“It makes school that much easier when you have a community to study with,” said the Vallejo native.

Among major efforts to expand resources for historically underrepresented groups:

  • The AB540 and Undocumented Student Center and the School of Law’s legal services center for undocumented students at seven UC campuses both opened in fall 2014 and have gained national recognition.
  • The Center for African Diaspora Student Success, opened in fall 2015, is at the heart of a comprehensive set of initiatives for the recruitment and retention of African American students.
  • A similar recruitment and retention plan is in the works for Chicano and Latino students, including a student center to open in fall 2016.
  • The first director of Native American retention initiatives, who started in April, will help develop a plan for that population.

Adela de la Torre, vice chancellor for Student Affairs and Campus Diversity, said the programs help address the nation’s legacy of discrimination and racism that permeates all institutions, including K-12 and higher education. “We’re beginning to acknowledge that,” she said, “and this is no longer in the shadows.”

A range of factors can make gaining admittance to a university and completing a degree challenging for underrepresented students, including inadequate finances, feelings of isolation and family obligations.

Take African American students as an example. In fall 2015, just 980, or 3.9 percent, of 25,444 UC Davis undergraduates from the United States identified themselves as African American or black. And African American graduation rates are lower than those for all undergraduates (30 percent compared with 58 percent within four years, and 72 percent compared with 85 percent within six years).

Coleman found his help through the Center for African Diaspora Student Success in the South Silo. It facilitates services—including on-site tutoring, academic advising, mentoring and mental health counseling—and serves as a community gathering place.

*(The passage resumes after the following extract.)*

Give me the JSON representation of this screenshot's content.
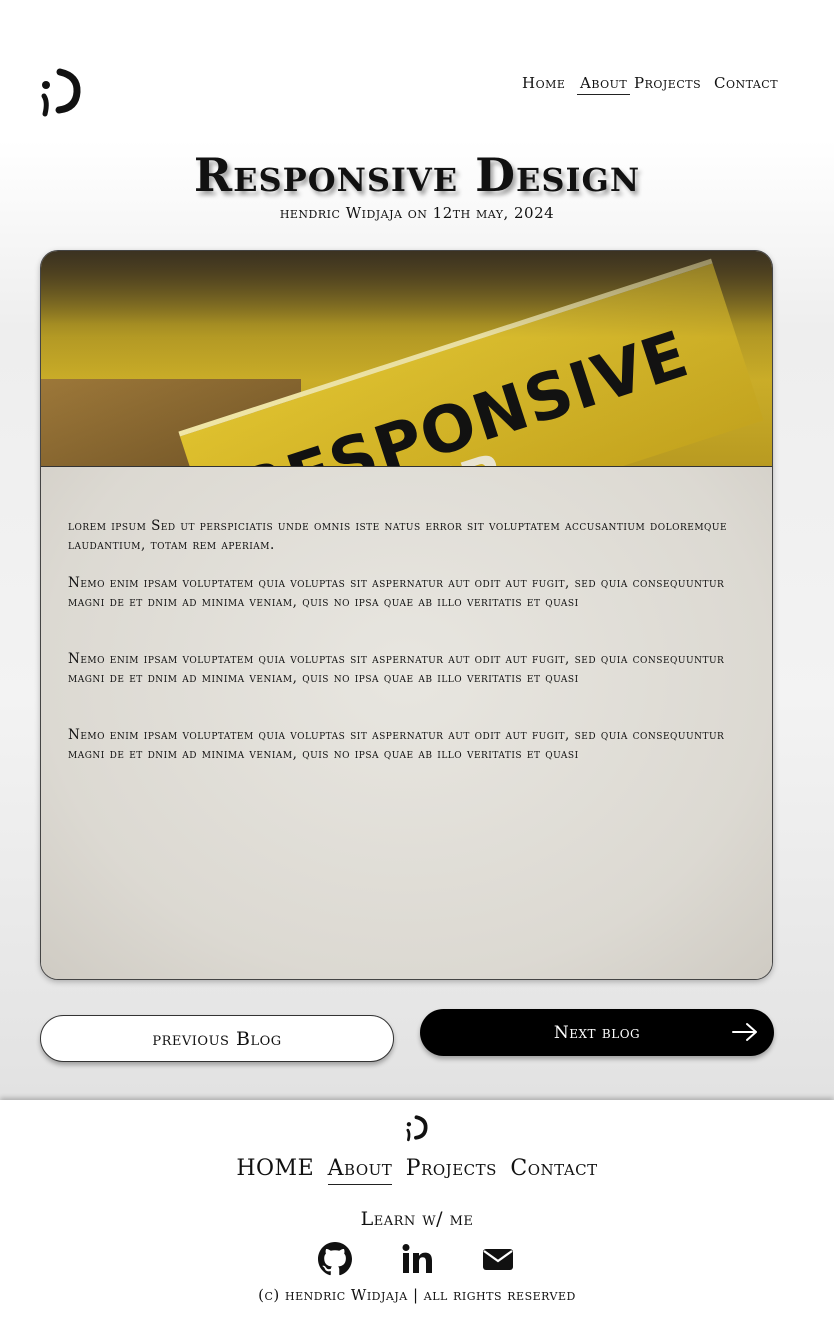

“I’ve been able to network with a lot of other African American science students,” he said.

Also, Kayton Carter, the campus’s first director of strategic African American retention initiatives, became a mentor. “I think of him as a resource, a mentor for advice,” Coleman said. “I don’t think I would have made those connections if it hadn’t been for the center.”